With last week’s release of Retroaction issue 2, I thought it a great time to put their editor Nreive in the J-OMG hotseat, to find out a little more about how Retroaction is put together.
(Although… I expect after getting issue 2 online, he wasn’t expecting some sort of Spanish Inquisition…)
Cardinal Ximinez of Spain: NOBODY EXPECTS THE SPANISH INQUISITION! Give me that keyboard! I will be conducting this interrogation… Cardinal Biggles… Tie up this JOMG person! Cardinal Fang… prepare… THE SOFT CUSHIONS!!!*
Ximinez: Mr Nreive, Retroaction has a fantastic design & layout – how has this come about? CONFESS!
A lot of the ideas for Retroaction were thought of while I was doing the Amstrad Action tribute magazine. It was originally planned as more colourful, design wise (I’ve included a never-before-seen double-page spread of an early version of AA118), but was altered late into its production to be more faithful to the magazine of old.
With these ideas still unrealised, I wanted to create a traditional page format magazine, but with the kind of digital interactivity you would normally find on a website: hyperlinks, bookmarks, anchor links, and so on – a sort of print/digital hybrid.
Throughout production of issue one, there were many magazines floating around my head including Amstrad Action and MEGA (an early 90s Mega Drive magazine), so the has been subtlety influenced by them in some way. Seeing as the magazine would be designed solely as a digital format to view on a PC monitor, the landscape orientation was chosen over the more traditional portrait.
Ximinez: You mock me with your statements of truth! Tell me now, how many downloads did you get for issue 1?
Counting all format downloads/views (PDF, ZIP, and ISSUU), issue one’s figure is currently just under 13,000, although it’s increasing even more following issue two’s release. That’s the great thing about digital downloads; there’s no time limit on how long the mag is available, which means that no matter when someone pops into your site, they can download the current issue as well as the back issues.
Ximinez: Hmm, you make sense… but that does not mean you will be released early! Tell me, what did you learn, between creating Retroaction issue 1 & issue 2?
There was at least six months of planning, gathering ideas, and recruiting members of staff for issue one. But the production of issue two was crammed into three months. I’d passed my own deadline I’d set for completion of issue two, so a lot of burning the midnight oil occurred to get it onto the virtual shelves. In hindsight, I probably should have started design of issue two much sooner. Then again, I hadn’t really anticipated the mag to run up to 84 pages (although at one point – it was even more).
After completion of issue one, I also got the chance to look at the magazine from a reader’s point of view and, with the addition of constructive criticism from readers, knew that a few things needed changing. Although the basic design remains the same, there was some tweaking here and there with the reviews, the background images (which have been toned down where they might interfere with the foreground text), and the main index/reviews index (which were overhauled for a much easier read/navigation).
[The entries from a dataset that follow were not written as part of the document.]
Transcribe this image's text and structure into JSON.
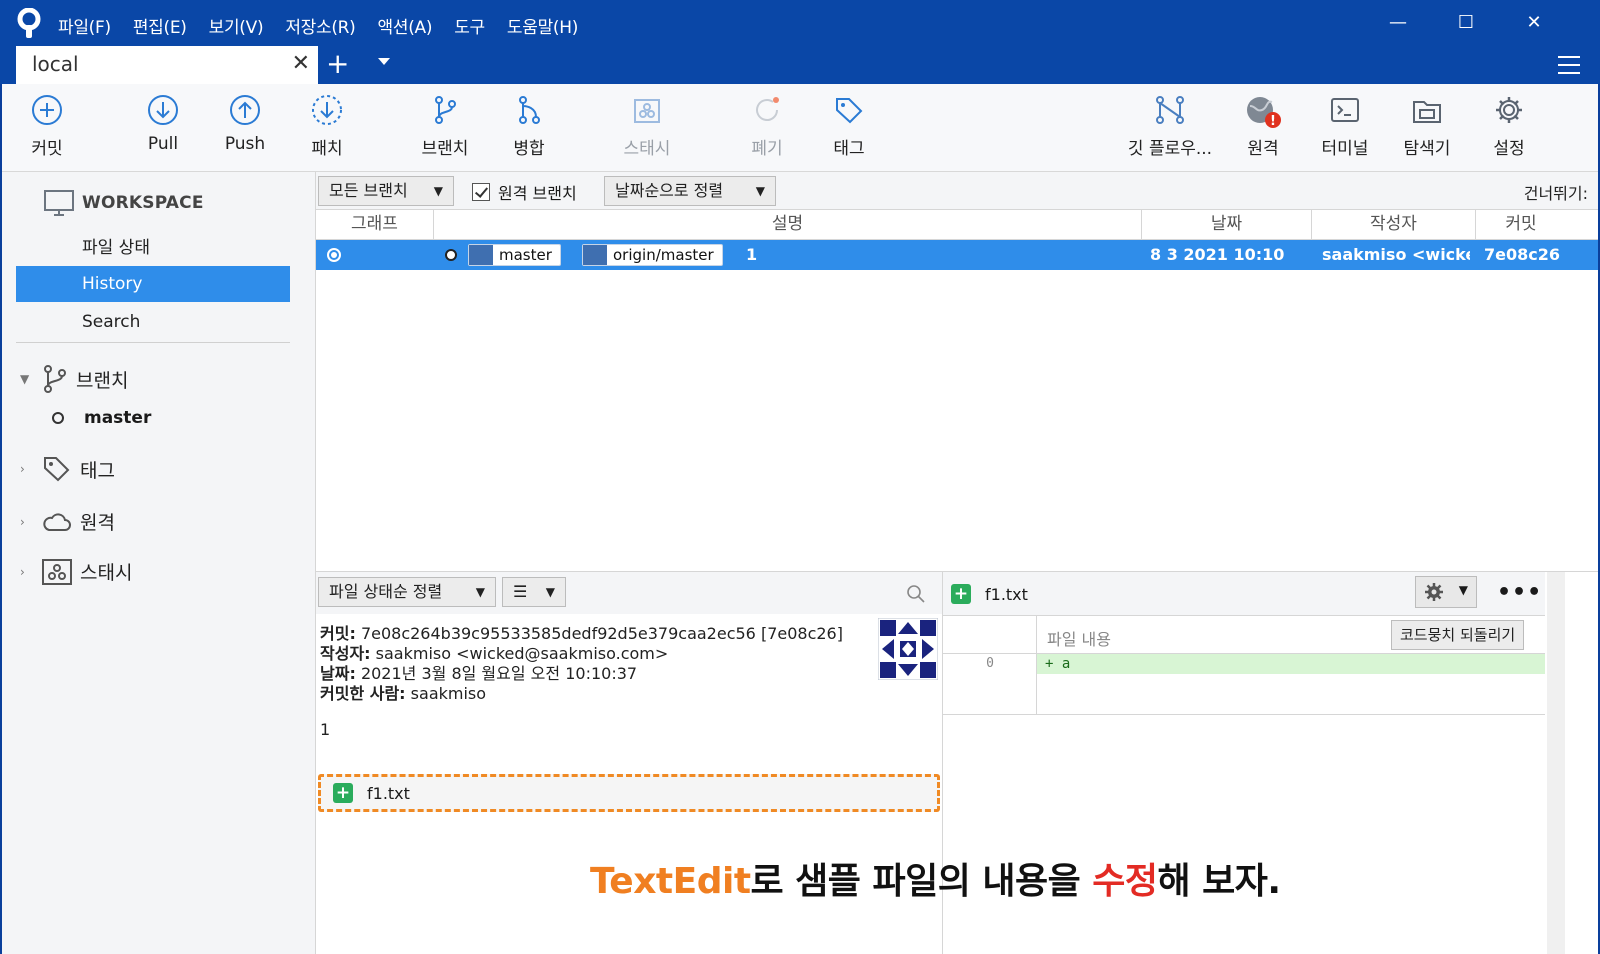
{
  "menu": [
    "파일(F)",
    "편집(E)",
    "보기(V)",
    "저장소(R)",
    "액션(A)",
    "도구",
    "도움말(H)"
  ],
  "window": {
    "minimize": "—",
    "maximize": "☐",
    "close": "✕"
  },
  "tab": {
    "title": "local",
    "close": "✕",
    "add": "+"
  },
  "toolbar": {
    "commit": "커밋",
    "pull": "Pull",
    "push": "Push",
    "patch": "패치",
    "branch": "브랜치",
    "merge": "병합",
    "stash": "스태시",
    "discard": "폐기",
    "tag": "태그",
    "gitflow": "깃 플로우...",
    "remote": "원격",
    "terminal": "터미널",
    "explorer": "탐색기",
    "settings": "설정",
    "remote_badge": "!"
  },
  "sidebar": {
    "workspace": "WORKSPACE",
    "items": [
      "파일 상태",
      "History",
      "Search"
    ],
    "active_item": "History",
    "sections": [
      "브랜치",
      "태그",
      "원격",
      "스태시"
    ],
    "branches": [
      "master"
    ]
  },
  "filter": {
    "branch_select": "모든 브랜치",
    "remote_branches": "원격 브랜치",
    "remote_branches_checked": true,
    "sort_select": "날짜순으로 정렬",
    "jump": "건너뛰기:"
  },
  "columns": [
    "그래프",
    "설명",
    "날짜",
    "작성자",
    "커밋"
  ],
  "commits": [
    {
      "branches": [
        "master",
        "origin/master"
      ],
      "message": "1",
      "date": "8 3 2021 10:10",
      "author": "saakmiso <wicked@saakmiso.com>",
      "hash": "7e08c26"
    }
  ],
  "details": {
    "sort_select": "파일 상태순 정렬",
    "list_select": "☰",
    "commit_label": "커밋:",
    "commit_value": "7e08c264b39c95533585dedf92d5e379caa2ec56 [7e08c26]",
    "author_label": "작성자:",
    "author_value": "saakmiso <wicked@saakmiso.com>",
    "date_label": "날짜:",
    "date_value": "2021년 3월 8일 월요일 오전 10:10:37",
    "committer_label": "커밋한 사람:",
    "committer_value": "saakmiso",
    "message": "1",
    "files": [
      "f1.txt"
    ]
  },
  "diff": {
    "file": "f1.txt",
    "hunk_label": "파일 내용",
    "revert_button": "코드뭉치 되돌리기",
    "line_number": "0",
    "line_text": "+ a",
    "more": "•••"
  },
  "caption": {
    "part1": "TextEdit",
    "part2": "로 샘플 파일의 내용을 ",
    "part3": "수정",
    "part4": "해 보자."
  },
  "colors": {
    "titlebar": "#0a47a7",
    "selection": "#2f8dea",
    "added_green": "#2bac5c",
    "highlight_orange": "#f08a24",
    "caption_orange": "#f07f21",
    "caption_red": "#e32b24"
  }
}
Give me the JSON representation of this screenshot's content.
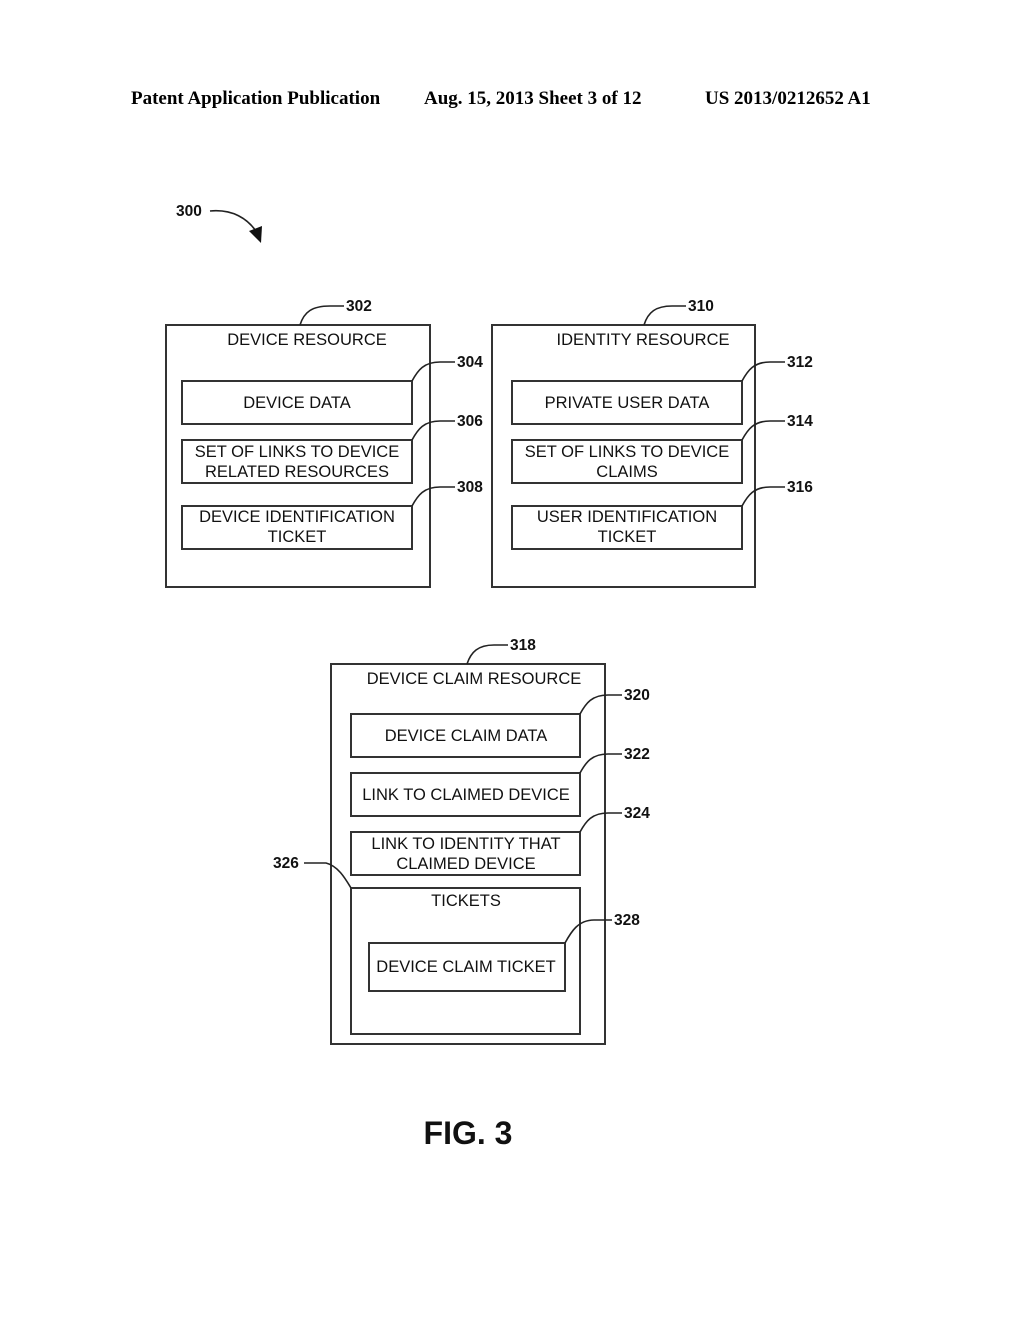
{
  "header": {
    "left": "Patent Application Publication",
    "middle": "Aug. 15, 2013  Sheet 3 of 12",
    "right": "US 2013/0212652 A1"
  },
  "figure": {
    "ref": "300",
    "caption": "FIG. 3",
    "boxes": [
      {
        "id": "device-resource",
        "ref": "302",
        "title": "DEVICE RESOURCE",
        "items": [
          {
            "ref": "304",
            "lines": [
              "DEVICE DATA"
            ]
          },
          {
            "ref": "306",
            "lines": [
              "SET OF LINKS TO DEVICE",
              "RELATED RESOURCES"
            ]
          },
          {
            "ref": "308",
            "lines": [
              "DEVICE IDENTIFICATION",
              "TICKET"
            ]
          }
        ]
      },
      {
        "id": "identity-resource",
        "ref": "310",
        "title": "IDENTITY RESOURCE",
        "items": [
          {
            "ref": "312",
            "lines": [
              "PRIVATE USER DATA"
            ]
          },
          {
            "ref": "314",
            "lines": [
              "SET OF LINKS TO DEVICE",
              "CLAIMS"
            ]
          },
          {
            "ref": "316",
            "lines": [
              "USER IDENTIFICATION",
              "TICKET"
            ]
          }
        ]
      },
      {
        "id": "device-claim-resource",
        "ref": "318",
        "title": "DEVICE CLAIM RESOURCE",
        "items": [
          {
            "ref": "320",
            "lines": [
              "DEVICE CLAIM DATA"
            ]
          },
          {
            "ref": "322",
            "lines": [
              "LINK TO CLAIMED DEVICE"
            ]
          },
          {
            "ref": "324",
            "lines": [
              "LINK TO IDENTITY THAT",
              "CLAIMED DEVICE"
            ]
          }
        ],
        "tickets": {
          "ref": "326",
          "title": "TICKETS",
          "item": {
            "ref": "328",
            "lines": [
              "DEVICE CLAIM TICKET"
            ]
          }
        }
      }
    ]
  }
}
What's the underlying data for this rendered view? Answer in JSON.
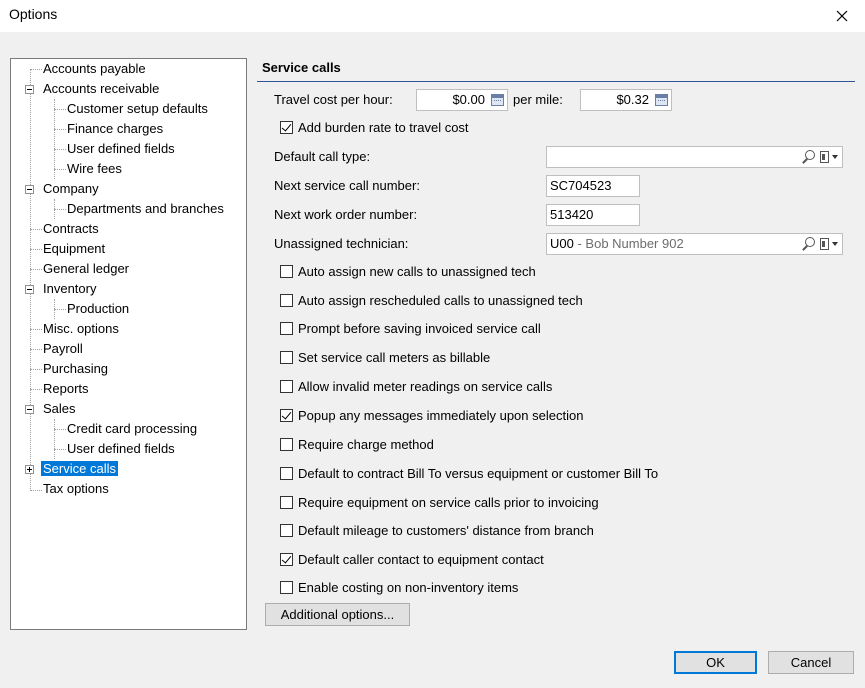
{
  "window": {
    "title": "Options"
  },
  "tree": {
    "items": [
      {
        "label": "Accounts payable"
      },
      {
        "label": "Accounts receivable"
      },
      {
        "label": "Customer setup defaults"
      },
      {
        "label": "Finance charges"
      },
      {
        "label": "User defined fields"
      },
      {
        "label": "Wire fees"
      },
      {
        "label": "Company"
      },
      {
        "label": "Departments and branches"
      },
      {
        "label": "Contracts"
      },
      {
        "label": "Equipment"
      },
      {
        "label": "General ledger"
      },
      {
        "label": "Inventory"
      },
      {
        "label": "Production"
      },
      {
        "label": "Misc. options"
      },
      {
        "label": "Payroll"
      },
      {
        "label": "Purchasing"
      },
      {
        "label": "Reports"
      },
      {
        "label": "Sales"
      },
      {
        "label": "Credit card processing"
      },
      {
        "label": "User defined fields"
      },
      {
        "label": "Service calls"
      },
      {
        "label": "Tax options"
      }
    ]
  },
  "panel": {
    "title": "Service calls",
    "travel_cost_label": "Travel cost per hour:",
    "travel_cost_value": "$0.00",
    "per_mile_label": "per mile:",
    "per_mile_value": "$0.32",
    "burden_label": "Add burden rate to travel cost",
    "default_call_type_label": "Default call type:",
    "default_call_type_value": "",
    "next_call_label": "Next service call number:",
    "next_call_value": "SC704523",
    "next_wo_label": "Next work order number:",
    "next_wo_value": "513420",
    "unassigned_label": "Unassigned technician:",
    "unassigned_code": "U00",
    "unassigned_name": " - Bob Number 902",
    "checkboxes": [
      {
        "label": "Auto assign new calls to unassigned tech",
        "checked": false
      },
      {
        "label": "Auto assign rescheduled calls to unassigned tech",
        "checked": false
      },
      {
        "label": "Prompt before saving invoiced service call",
        "checked": false
      },
      {
        "label": "Set service call meters as billable",
        "checked": false
      },
      {
        "label": "Allow invalid meter readings on service calls",
        "checked": false
      },
      {
        "label": "Popup any messages immediately upon selection",
        "checked": true
      },
      {
        "label": "Require charge method",
        "checked": false
      },
      {
        "label": "Default to contract Bill To versus equipment or customer Bill To",
        "checked": false
      },
      {
        "label": "Require equipment on service calls prior to invoicing",
        "checked": false
      },
      {
        "label": "Default mileage to customers' distance from branch",
        "checked": false
      },
      {
        "label": "Default caller contact to equipment contact",
        "checked": true
      },
      {
        "label": "Enable costing on non-inventory items",
        "checked": false
      }
    ],
    "additional_options_label": "Additional options..."
  },
  "footer": {
    "ok_label": "OK",
    "cancel_label": "Cancel"
  }
}
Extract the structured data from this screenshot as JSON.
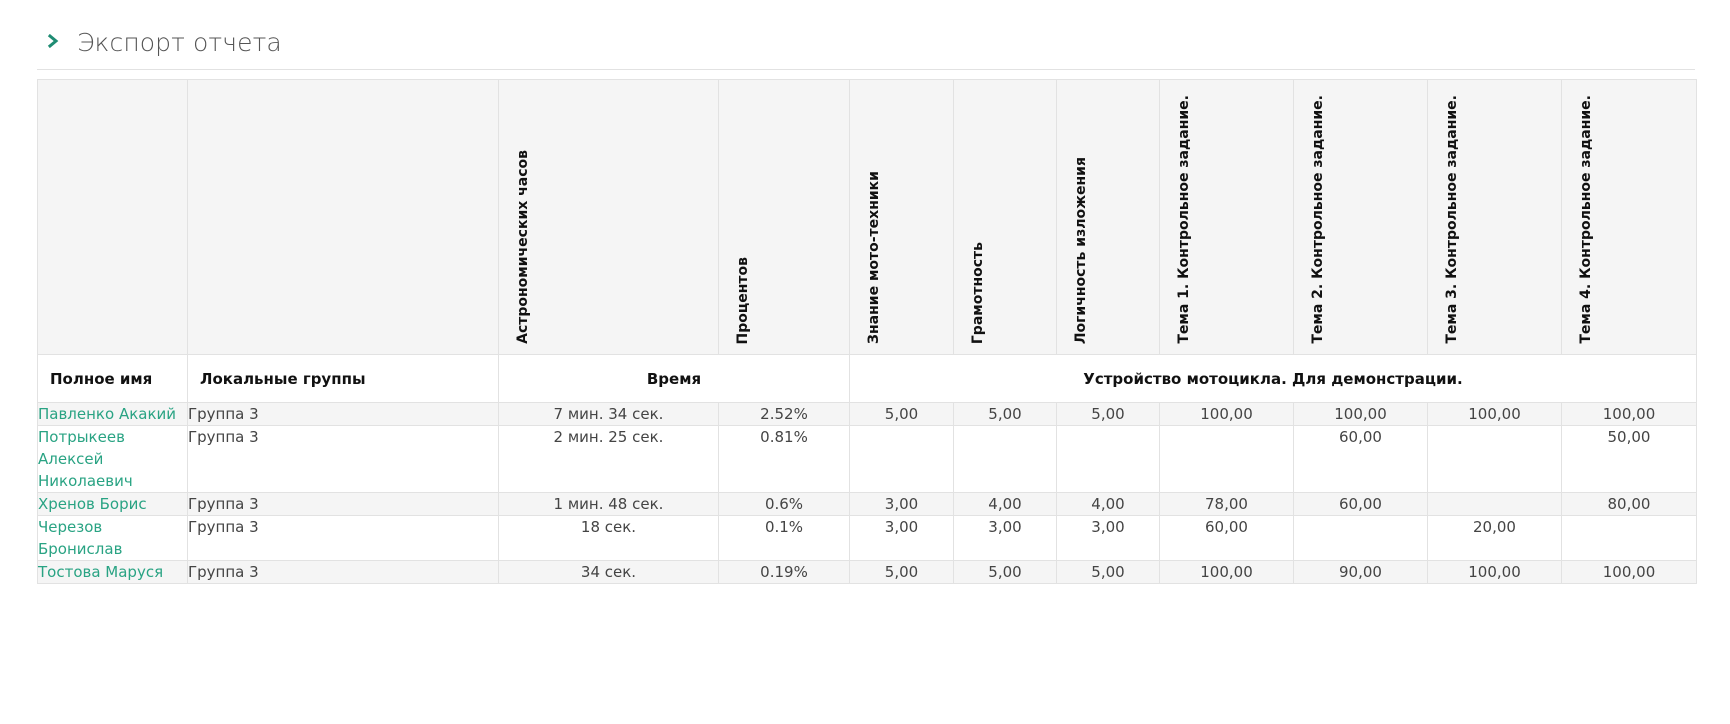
{
  "header": {
    "title": "Экспорт отчета"
  },
  "columns": {
    "full_name": "Полное имя",
    "local_groups": "Локальные группы",
    "time_group": "Время",
    "course_group": "Устройство мотоцикла. Для демонстрации.",
    "rotated": [
      "Астрономических часов",
      "Процентов",
      "Знание мото-техники",
      "Грамотность",
      "Логичность изложения",
      "Тема 1. Контрольное задание.",
      "Тема 2. Контрольное задание.",
      "Тема 3. Контрольное задание.",
      "Тема 4. Контрольное задание."
    ]
  },
  "rows": [
    {
      "name": "Павленко Акакий",
      "group": "Группа 3",
      "hours": "7 мин. 34 сек.",
      "percent": "2.52%",
      "c1": "5,00",
      "c2": "5,00",
      "c3": "5,00",
      "t1": "100,00",
      "t2": "100,00",
      "t3": "100,00",
      "t4": "100,00"
    },
    {
      "name": "Потрыкеев Алексей Николаевич",
      "group": "Группа 3",
      "hours": "2 мин. 25 сек.",
      "percent": "0.81%",
      "c1": "",
      "c2": "",
      "c3": "",
      "t1": "",
      "t2": "60,00",
      "t3": "",
      "t4": "50,00"
    },
    {
      "name": "Хренов Борис",
      "group": "Группа 3",
      "hours": "1 мин. 48 сек.",
      "percent": "0.6%",
      "c1": "3,00",
      "c2": "4,00",
      "c3": "4,00",
      "t1": "78,00",
      "t2": "60,00",
      "t3": "",
      "t4": "80,00"
    },
    {
      "name": "Черезов Бронислав",
      "group": "Группа 3",
      "hours": "18 сек.",
      "percent": "0.1%",
      "c1": "3,00",
      "c2": "3,00",
      "c3": "3,00",
      "t1": "60,00",
      "t2": "",
      "t3": "20,00",
      "t4": ""
    },
    {
      "name": "Тостова Маруся",
      "group": "Группа 3",
      "hours": "34 сек.",
      "percent": "0.19%",
      "c1": "5,00",
      "c2": "5,00",
      "c3": "5,00",
      "t1": "100,00",
      "t2": "90,00",
      "t3": "100,00",
      "t4": "100,00"
    }
  ],
  "colors": {
    "accent": "#29a383",
    "header_bg": "#f5f5f5",
    "border": "#e2e2e2"
  },
  "icons": {
    "header_toggle": "chevron-right-icon"
  }
}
Ximinez: My spies tell me that you’re still seeking volunteers to help create this so-called “retro publication”. Is that so? Tell me, or I shall fetch THE COMFY CHAIR!
Yes, we welcome anyone who would like to write the odd article or two for us. People who are willing to review new homebrew games are especially welcome, as I’d like to take some of the pressure of our current reviewers. Someone who’s also willing to proof read our ramblings would be a godsend, as I’m sure there are many errors that creep in each issue.
Ximinez: I can see you are crumbling… Tell me now.. what interesting feedback have you received since the released issue one of the magazine?
General feedback tends to be very positive with most people praising the articles, reviews, or design. There have even been a few calls for the magazine to be printed. However, the negatives seem to stick in my head and there have been some bizarre comments posted around the web.
Although the vast majority of German gamers have been very positive about the magazine, there were some interesting comments on a website that I had visited soon after issue one was launched. Basically, the forum members commented on the garish design, that they couldn’t read the mag without scrolling, and that the look of the magazine made them vomit. Probably harshly translated by Google, but I got the feeling issue one didn’t go down too well in that particular forum.
A non-retrogaming forum thread posted the news of issue one’s launch, then the same user replied further down on the thread that no one should download it as it contains “amateur crap released in recent months,” and that the thread should be deleted!
Ximinez: Hmm, I shall release you know, ONLY because I have grown tired of torturing you. Off you go to make your so-called “Retroaction”.
Cardinal Fang, untie this “blogger” fellow, and hand back his keyboard. We shall depart.
(Cough, splutter… gasping for air). Get out!! Oh dear, I’m very sorry about that unpleasant interruption. I’ll have to lock my door when blogging from now on.
Now that you’ve got an appetite to read Retroaction, here’s an earlier J-OMG post with a quick preview of Retro Action issue 2, and a link to subscribe for future issues.